UPDATE 10.30am Monday: 

POLICE are asking for any witnesses of the brawl overnight Saturday to come forward if they could help police with the investigation.

The fight erupted about 1.30am Sunday as a result of an argument that started within the boardroom nightclub.

Gladstone detective senior sergeant Luke Peachey said police understood one group had been evicted from the night club because of the argument and waited outside for the others to leave.

He highlighted the seriousness of the fight with one man being transported to Brisbane with a suspected fractured skull.

Police swab road for DNA after 'brawl' : Gladstone police taking DNA samples from road at Central lane
Police swab road for DNA after 'brawl' : Gladstone police taking DNA samples from road at Central lane


BLOOD shed. Multiple facial fractures. A forensic police investigation.

That pretty well sums up how Saturday night in Gladstone ended for a group of men.

So far five people have been charged over a brawl that erupted on the streets outside The Boardroom Bar in the early hours of Sunday morning. Fifteen men are believed to have been involved.

The owner of the venue, Rick Adams, also the president of the Safe Night Gladstone CBD committee, wants harsher treatment of the "thugs" whose violent behaviour is negatively impacting the whole community.

It's not a failing of any legislation, he says, but a "social problem" that the State Government's proposed 'lockout laws' won't come close to resolving.

"People need to be held accountable for their actions and that's just not happening at the moment."

The State Government is in the process of introducing new 'lockout laws' in an attempt to tackle violence in the state's entertainment precincts.

But The Boardroom Bar owner Rick Adam says the legislation that has been proposed isn't enough to solve the problem.

"Why do we need legislation that punishes the 85% of people who do the right thing when they go out, instead of punishing the minority ruining it for everyone else?

"It's a social fabric issue," Mr Adams said. "It's about personal accountability and these people need to be made responsible for their actions."

Yesterday morning police were busy collecting evidence from the blood stains left behind on the road by the "brawl" that broke out at 1.45am.

The five men charged were between the ages of 19 and 45. Of the two men hospitalised, one was taken to Brisbane with suspected fractures to his jaw, chin and nose.

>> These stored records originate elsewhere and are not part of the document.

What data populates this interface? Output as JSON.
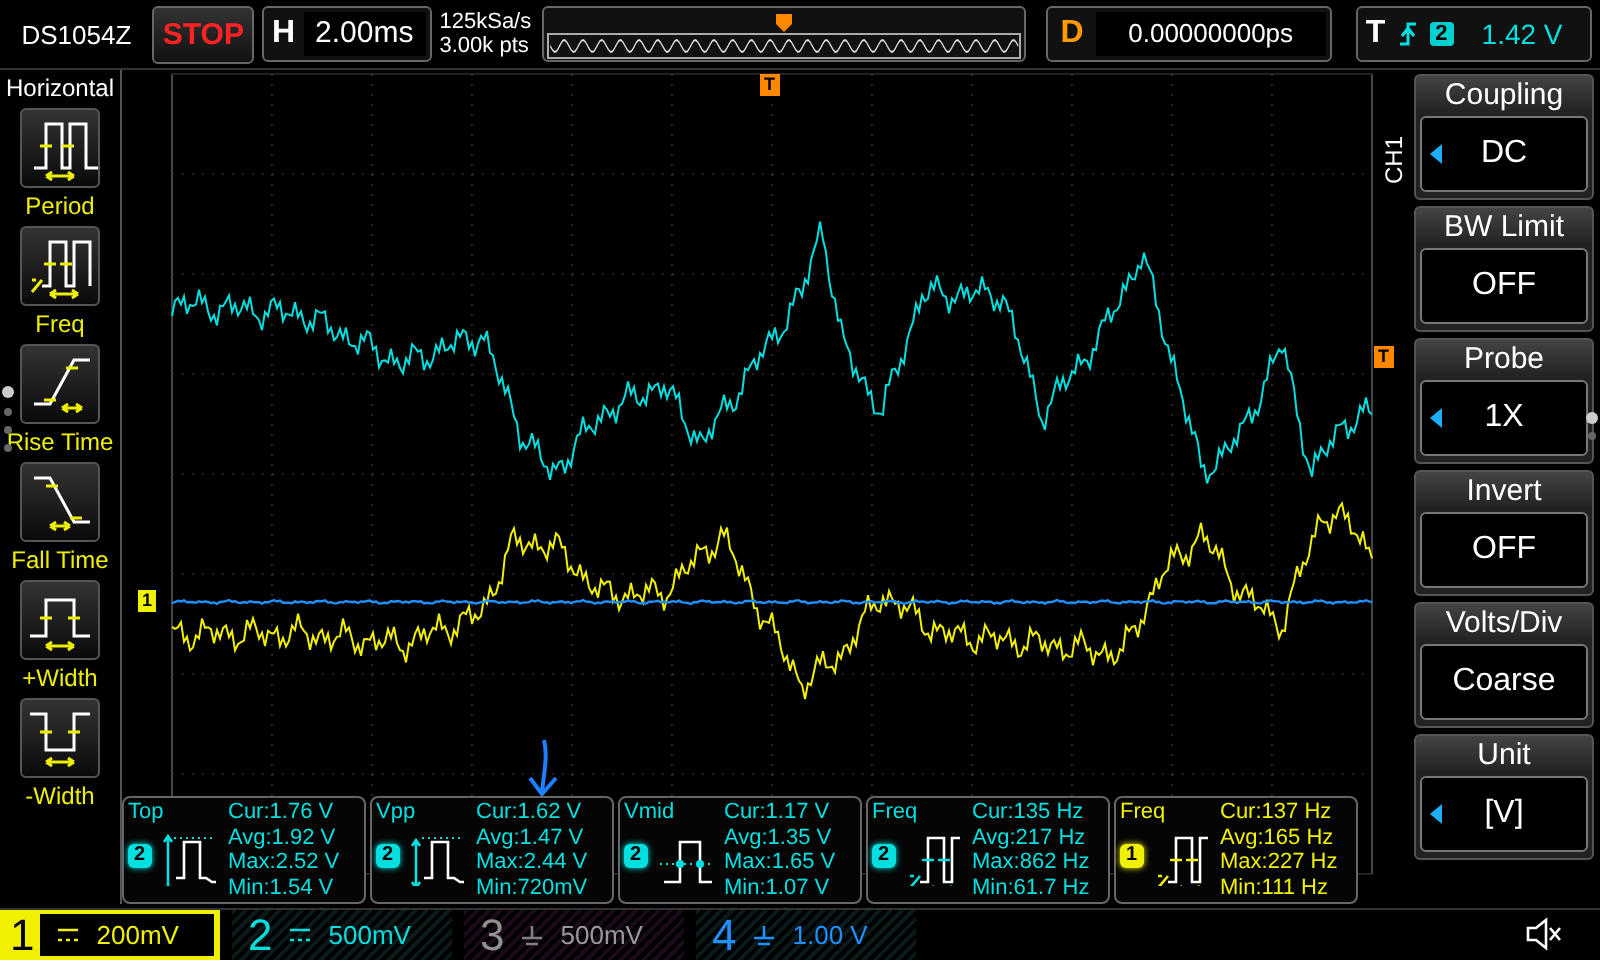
{
  "top_bar": {
    "model": "DS1054Z",
    "run_status": "STOP",
    "timebase_label": "H",
    "timebase": "2.00ms",
    "sample_rate": "125kSa/s",
    "memory_depth": "3.00k pts",
    "delay_label": "D",
    "delay": "0.00000000ps",
    "trigger_label": "T",
    "trigger_source": "2",
    "trigger_level": "1.42 V"
  },
  "left_menu": {
    "title": "Horizontal",
    "items": [
      {
        "kind": "period",
        "label": "Period"
      },
      {
        "kind": "freq",
        "label": "Freq"
      },
      {
        "kind": "rise",
        "label": "Rise Time"
      },
      {
        "kind": "fall",
        "label": "Fall Time"
      },
      {
        "kind": "pwidth",
        "label": "+Width"
      },
      {
        "kind": "nwidth",
        "label": "-Width"
      }
    ]
  },
  "plot": {
    "trigger_position_marker": "T",
    "trigger_level_marker": "T",
    "channel_marker": "1"
  },
  "measurements": [
    {
      "kind": "top",
      "name": "Top",
      "channel": "2",
      "color": "#00e0e0",
      "cur": "Cur:1.76 V",
      "avg": "Avg:1.92 V",
      "max": "Max:2.52 V",
      "min": "Min:1.54 V"
    },
    {
      "kind": "vpp",
      "name": "Vpp",
      "channel": "2",
      "color": "#00e0e0",
      "cur": "Cur:1.62 V",
      "avg": "Avg:1.47 V",
      "max": "Max:2.44 V",
      "min": "Min:720mV"
    },
    {
      "kind": "vmid",
      "name": "Vmid",
      "channel": "2",
      "color": "#00e0e0",
      "cur": "Cur:1.17 V",
      "avg": "Avg:1.35 V",
      "max": "Max:1.65 V",
      "min": "Min:1.07 V"
    },
    {
      "kind": "freq",
      "name": "Freq",
      "channel": "2",
      "color": "#00e0e0",
      "cur": "Cur:135 Hz",
      "avg": "Avg:217 Hz",
      "max": "Max:862 Hz",
      "min": "Min:61.7 Hz"
    },
    {
      "kind": "freq",
      "name": "Freq",
      "channel": "1",
      "color": "#f0f000",
      "cur": "Cur:137 Hz",
      "avg": "Avg:165 Hz",
      "max": "Max:227 Hz",
      "min": "Min:111 Hz"
    }
  ],
  "right_menu": {
    "channel": "CH1",
    "items": [
      {
        "title": "Coupling",
        "value": "DC",
        "arrow": true
      },
      {
        "title": "BW Limit",
        "value": "OFF",
        "arrow": false
      },
      {
        "title": "Probe",
        "value": "1X",
        "arrow": true
      },
      {
        "title": "Invert",
        "value": "OFF",
        "arrow": false
      },
      {
        "title": "Volts/Div",
        "value": "Coarse",
        "arrow": false
      },
      {
        "title": "Unit",
        "value": "[V]",
        "arrow": true
      }
    ]
  },
  "channels": [
    {
      "number": "1",
      "scale": "200mV",
      "kind": "dc",
      "color": "#f0f000",
      "selected": true,
      "enabled": true
    },
    {
      "number": "2",
      "scale": "500mV",
      "kind": "dc",
      "color": "#00e0e0",
      "selected": false,
      "enabled": true
    },
    {
      "number": "3",
      "scale": "500mV",
      "kind": "gnd",
      "color": "#909090",
      "selected": false,
      "enabled": false
    },
    {
      "number": "4",
      "scale": "1.00 V",
      "kind": "gnd",
      "color": "#1e90ff",
      "selected": false,
      "enabled": true
    }
  ]
}
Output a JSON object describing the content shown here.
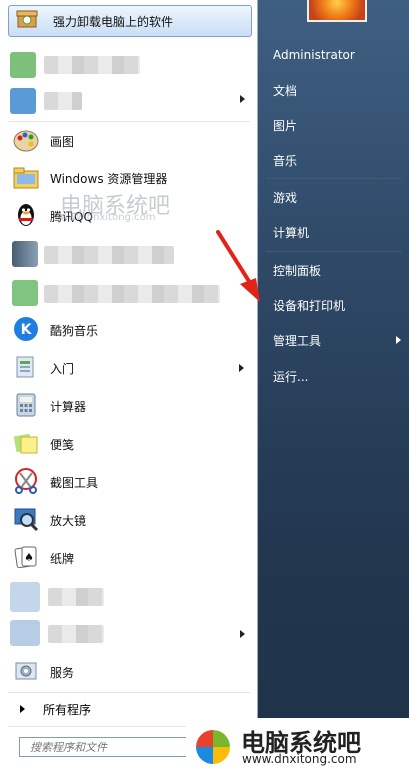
{
  "left_panel": {
    "pinned_first": {
      "label": "强力卸载电脑上的软件"
    },
    "items": [
      {
        "label": "画图"
      },
      {
        "label": "Windows 资源管理器"
      },
      {
        "label": "腾讯QQ"
      },
      {
        "label": "酷狗音乐"
      },
      {
        "label": "入门"
      },
      {
        "label": "计算器"
      },
      {
        "label": "便笺"
      },
      {
        "label": "截图工具"
      },
      {
        "label": "放大镜"
      },
      {
        "label": "纸牌"
      },
      {
        "label": "服务"
      }
    ],
    "all_programs": "所有程序",
    "search_placeholder": "搜索程序和文件"
  },
  "right_panel": {
    "items": [
      {
        "label": "Administrator"
      },
      {
        "label": "文档"
      },
      {
        "label": "图片"
      },
      {
        "label": "音乐"
      },
      {
        "label": "游戏"
      },
      {
        "label": "计算机"
      },
      {
        "label": "控制面板"
      },
      {
        "label": "设备和打印机"
      },
      {
        "label": "管理工具"
      },
      {
        "label": "运行..."
      }
    ]
  },
  "watermark_top": {
    "title": "电脑系统吧",
    "url": "www.dnxitong.com"
  },
  "watermark_bottom": {
    "title": "电脑系统吧",
    "url": "www.dnxitong.com"
  },
  "colors": {
    "accent_red": "#e2231a",
    "panel_blue": "#2e4866"
  }
}
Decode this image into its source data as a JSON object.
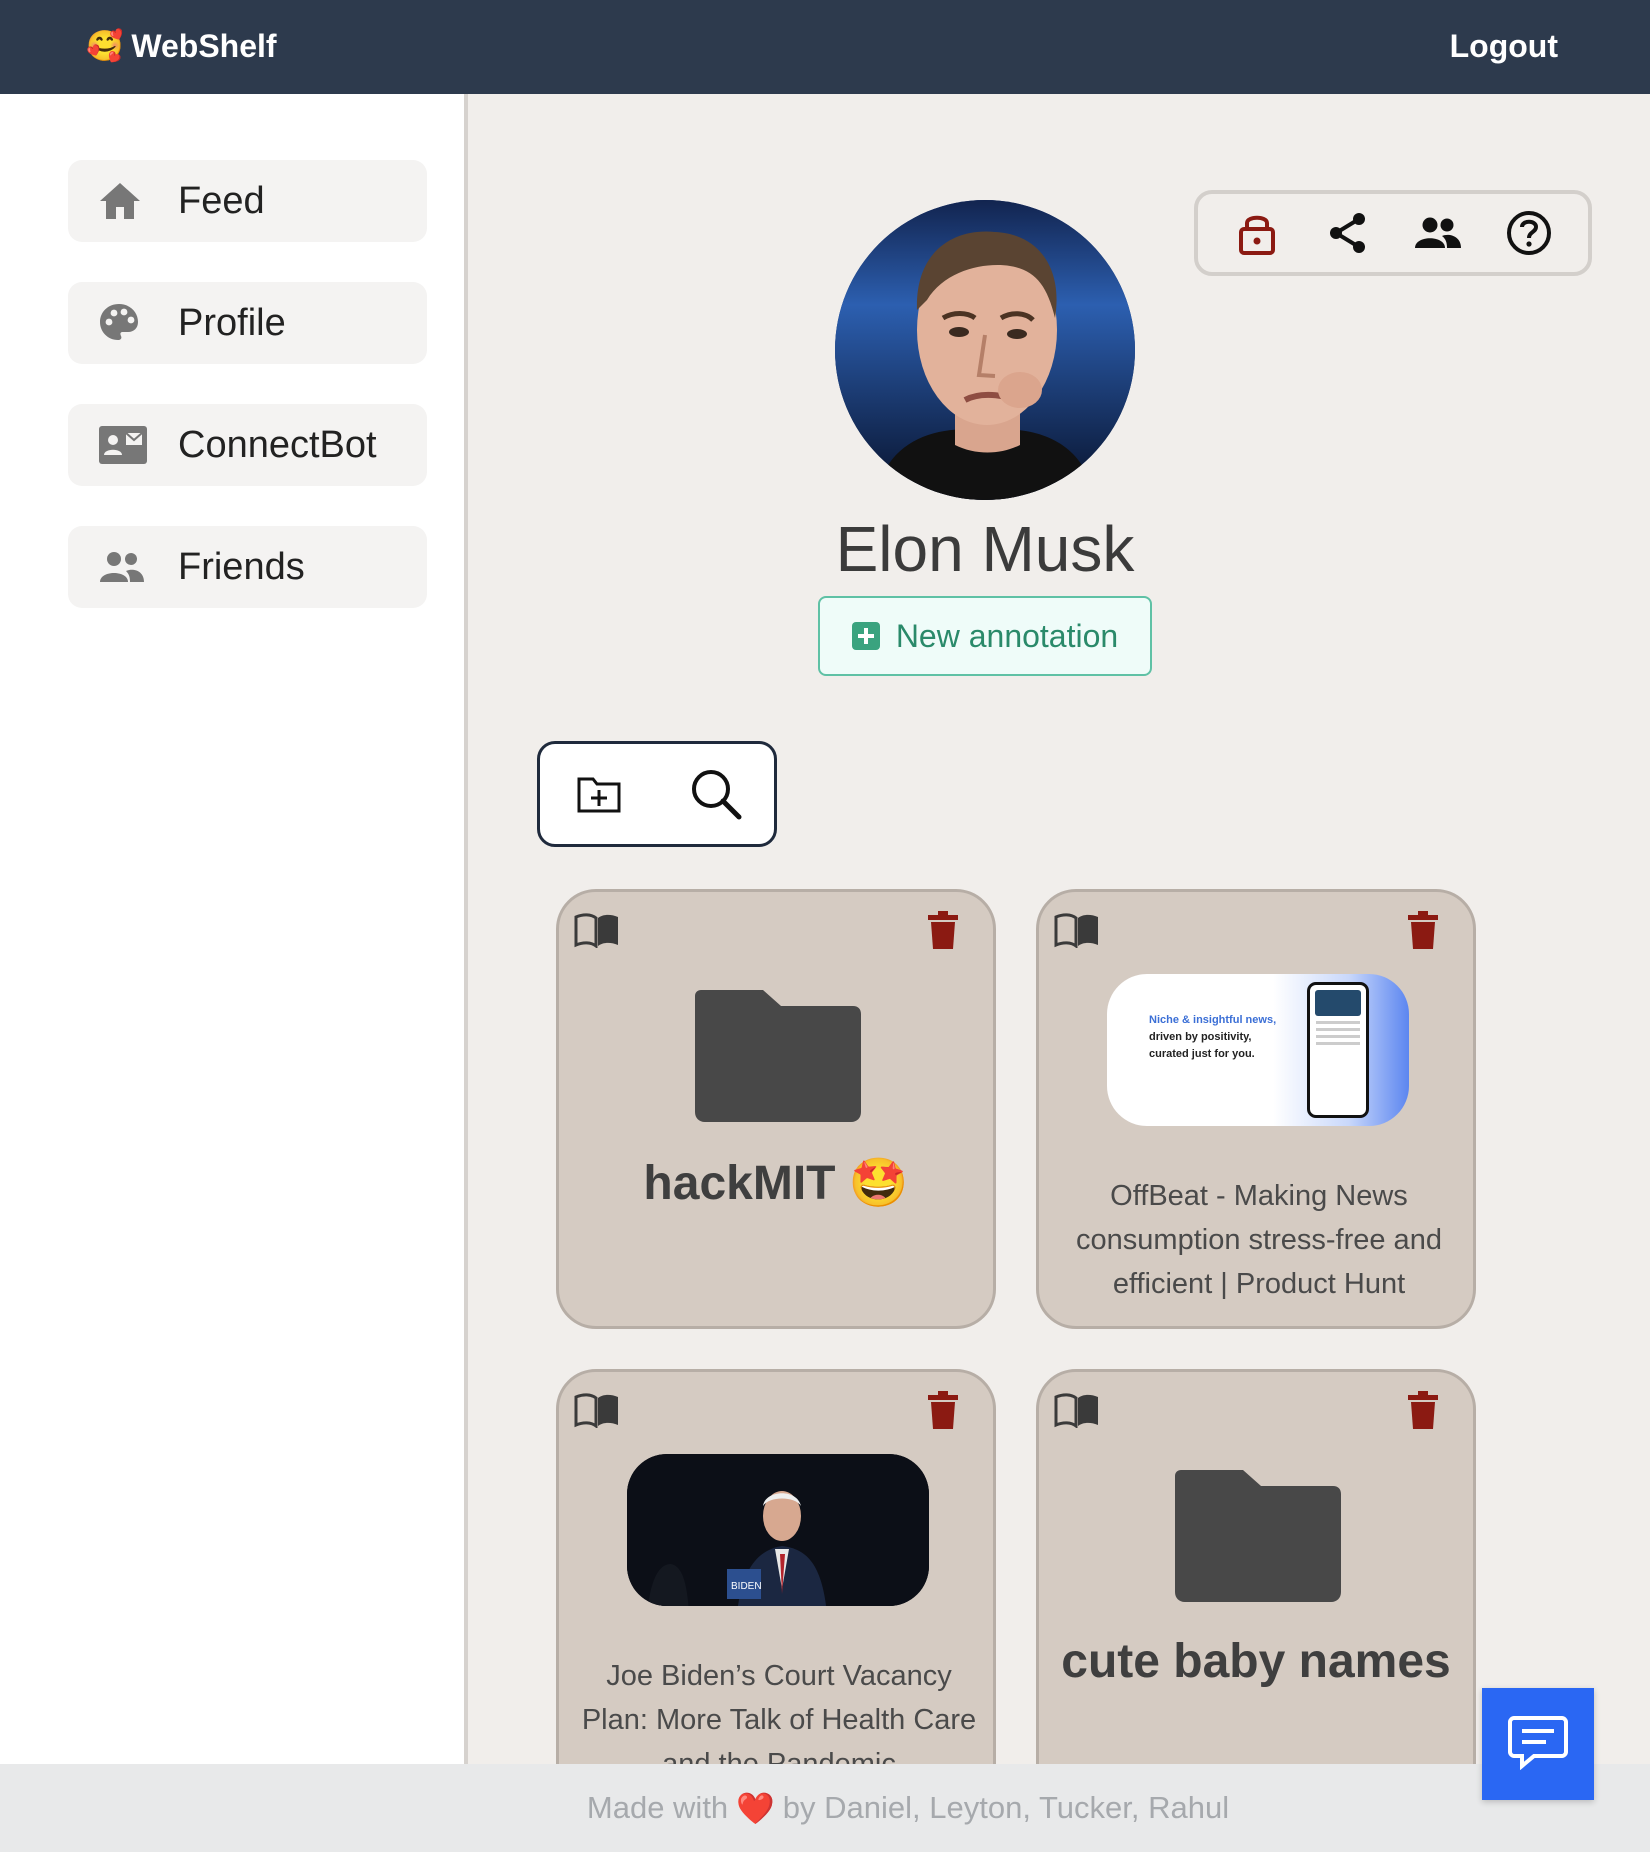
{
  "nav": {
    "brand": "WebShelf",
    "brand_emoji": "🥰",
    "logout": "Logout"
  },
  "sidebar": {
    "items": [
      {
        "label": "Feed",
        "icon": "home-icon"
      },
      {
        "label": "Profile",
        "icon": "palette-icon"
      },
      {
        "label": "ConnectBot",
        "icon": "contact-card-icon"
      },
      {
        "label": "Friends",
        "icon": "people-icon"
      }
    ]
  },
  "profile": {
    "name": "Elon Musk",
    "new_annotation": "New annotation"
  },
  "toolbar": {
    "icons": [
      "lock-icon",
      "share-icon",
      "people-icon",
      "help-icon"
    ],
    "lock_color": "#8b1a12"
  },
  "folder_tools": {
    "icons": [
      "new-folder-icon",
      "search-icon"
    ]
  },
  "cards": [
    {
      "type": "folder",
      "title": "hackMIT 🤩"
    },
    {
      "type": "link",
      "title": "OffBeat - Making News consumption stress-free and efficient | Product Hunt",
      "thumb_lines": [
        "Niche & insightful news,",
        "driven by positivity,",
        "curated just for you."
      ]
    },
    {
      "type": "link",
      "title": "Joe Biden’s Court Vacancy Plan: More Talk of Health Care and the Pandemic"
    },
    {
      "type": "folder",
      "title": "cute baby names"
    }
  ],
  "footer": {
    "prefix": "Made with",
    "heart": "❤️",
    "suffix": "by Daniel, Leyton, Tucker, Rahul"
  },
  "colors": {
    "topbar": "#2d3a4d",
    "trash": "#8b1a12",
    "chat": "#2a67f3",
    "accent_green": "#3aa37f"
  }
}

Mr Adams didn't fault the actions of his staff or police, but, as is standard process, The Boardroom Bar will now carry out an internal investigation, as will the police.

That's time and resources, Mr Adams explained, that both groups should have spent elsewhere.

Mr Adams also said punishment for those involved in fighting should be tougher and perpetrators should be locked out of licenced venues. 

But that's exactly the type of penalty courts have been dishing out.

This month Junior Te Kiri and Jyde Dwyer were both banned from Gladstone's night club scene after throwing punches while out on the town.

However neither had a conviction recorded and making sure the two men don't enter any licenced venue will be difficult as there is no coordinated system in Gladstone that records the ban against their names.

ID scanners are rolling out in licensed venues across Queensland, including clubs in Gladstone with liquor licences allowing them to stay open after 3am.

Mr Adams would like to see the ID scanner system developed further and bans extended across the whole state so that perpetrators won't just be locked out of Gladstone clubs, they will be locked out of clubs across Queensland.   

"Imagine a 20-year-old that can't go out anywhere in the state for three months while their friends are having birthdays and parties," Mr Adams said.

"I think that would start to influence their decision-making.

"People need to be made accountable for their actions and that's not the case at the moment."